Brian Edwards looks at the futu for Phil Goff. He notes:
After Clark steps down in the wake of National’s win in the 2008 election, Is unanimously elected Leader of the Parliamentary Labour Party.
Both Goff and Labour have floundered in the polls ever since.
It’s worth pointing out, however, that Goff’s and Labour’s poll ratings are actually better now, seven months before a general election, than Clark’s and Labour’s were seven months before the 1996 general election. Had it not been for Winston Peter’s decision to go with National, Clark would have won that election.
There is an important context here. The last time Labour polled below 27% was indeed in 1996. But the Alliance and NZ First between them were polling 33%, and both were pushing left wing messages. So the actual support for leftish parties was 60%. Today it is under 35%.
And Edwards is right Clark coudl have been PM in 1996 if Winston went with her. In fact on election nigth she all but declared herself the victor. It was partly the arrogance of Labour in the negotiations that pushed Peters back towards National.
There is, however, no such expectation that Goff can win this year’s election in November. He has been written off by the media and, if the latest polls are to be believed, by a majority of Labour’s own supporters. After a 27-year career in Parliament the Leader of the Opposition looks almost certain to be denied the glittering prize. Therein lies the tragedy.
Goff, it seems to me, has three strikes against him.
The first is that he took over as leader of a party which had been in office for nine years, which the electorate was thoroughly tired of and which had just lost an election. His task, to re-enthuse that electorate to the point where it would throw out the government after only one term, was nigh on impossible. Political history argues against it.
Second, he has been around too long. In a post entitled The Prince Charles Syndrome
I think the second strike is the hardest to overcome. Phil Goff joined the Labour Party in 1969 when John Key was an eight year old and became an MP in 1981, when Key was a second year university student wooing Bronagh. It is hard for someone who entered Parliament when Muldoon was prime Minister, to be seen as a Prime Minister for the future.
The third strike against the Leader of the Opposition is that amorphous quality ‘charisma’. Or rather the lack of it. Phil does not have charisma. His ‘image’ – that other indefinable term – is terrible: stiff, wooden, robotic, uncomfortable, ill-at-ease, stern, censorious, lecturing, occasionally irritable, occasionally sour.
In an unhappy irony Goff is a Labour leader with no apparent common touch. The ‘apparent’ is important, because people who know him and people who meet him face to face speak of an entirely different person – approachable, warm, relaxed, funny, a good bloke, a decent man.

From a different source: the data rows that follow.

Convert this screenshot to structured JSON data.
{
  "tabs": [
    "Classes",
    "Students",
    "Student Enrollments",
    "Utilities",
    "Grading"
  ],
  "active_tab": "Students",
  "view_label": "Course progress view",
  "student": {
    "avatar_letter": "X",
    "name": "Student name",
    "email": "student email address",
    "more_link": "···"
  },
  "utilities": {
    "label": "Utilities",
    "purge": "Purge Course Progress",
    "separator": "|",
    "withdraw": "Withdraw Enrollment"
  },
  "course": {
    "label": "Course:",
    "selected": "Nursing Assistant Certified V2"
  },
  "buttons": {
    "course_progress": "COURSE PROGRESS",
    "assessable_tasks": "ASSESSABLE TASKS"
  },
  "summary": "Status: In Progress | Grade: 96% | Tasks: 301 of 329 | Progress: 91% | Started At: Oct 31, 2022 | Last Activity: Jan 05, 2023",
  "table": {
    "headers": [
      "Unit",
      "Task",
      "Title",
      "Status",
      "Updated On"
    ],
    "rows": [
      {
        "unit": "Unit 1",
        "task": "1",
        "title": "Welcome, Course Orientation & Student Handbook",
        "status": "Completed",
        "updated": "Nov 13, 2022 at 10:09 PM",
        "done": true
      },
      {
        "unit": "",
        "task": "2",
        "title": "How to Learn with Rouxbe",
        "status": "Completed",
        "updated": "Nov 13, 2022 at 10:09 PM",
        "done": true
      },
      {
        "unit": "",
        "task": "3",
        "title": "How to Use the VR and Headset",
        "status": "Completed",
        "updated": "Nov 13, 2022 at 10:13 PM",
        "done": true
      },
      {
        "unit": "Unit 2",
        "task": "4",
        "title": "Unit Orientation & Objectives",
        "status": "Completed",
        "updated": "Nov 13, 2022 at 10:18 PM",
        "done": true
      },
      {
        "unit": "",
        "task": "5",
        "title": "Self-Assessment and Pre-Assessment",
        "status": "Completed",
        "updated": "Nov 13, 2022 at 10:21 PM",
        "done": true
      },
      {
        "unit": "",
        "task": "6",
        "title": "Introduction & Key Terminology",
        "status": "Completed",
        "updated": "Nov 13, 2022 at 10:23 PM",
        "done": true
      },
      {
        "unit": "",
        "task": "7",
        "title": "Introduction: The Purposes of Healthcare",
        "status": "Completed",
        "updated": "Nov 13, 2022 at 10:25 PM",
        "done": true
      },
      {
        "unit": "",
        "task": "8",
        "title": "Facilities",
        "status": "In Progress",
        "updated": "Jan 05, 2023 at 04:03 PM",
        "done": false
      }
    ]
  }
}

I’ve found Goff perfectly pleasant and nice in person. And if we are to have a Labour Prime Minister, I’d rather have Goff than many others.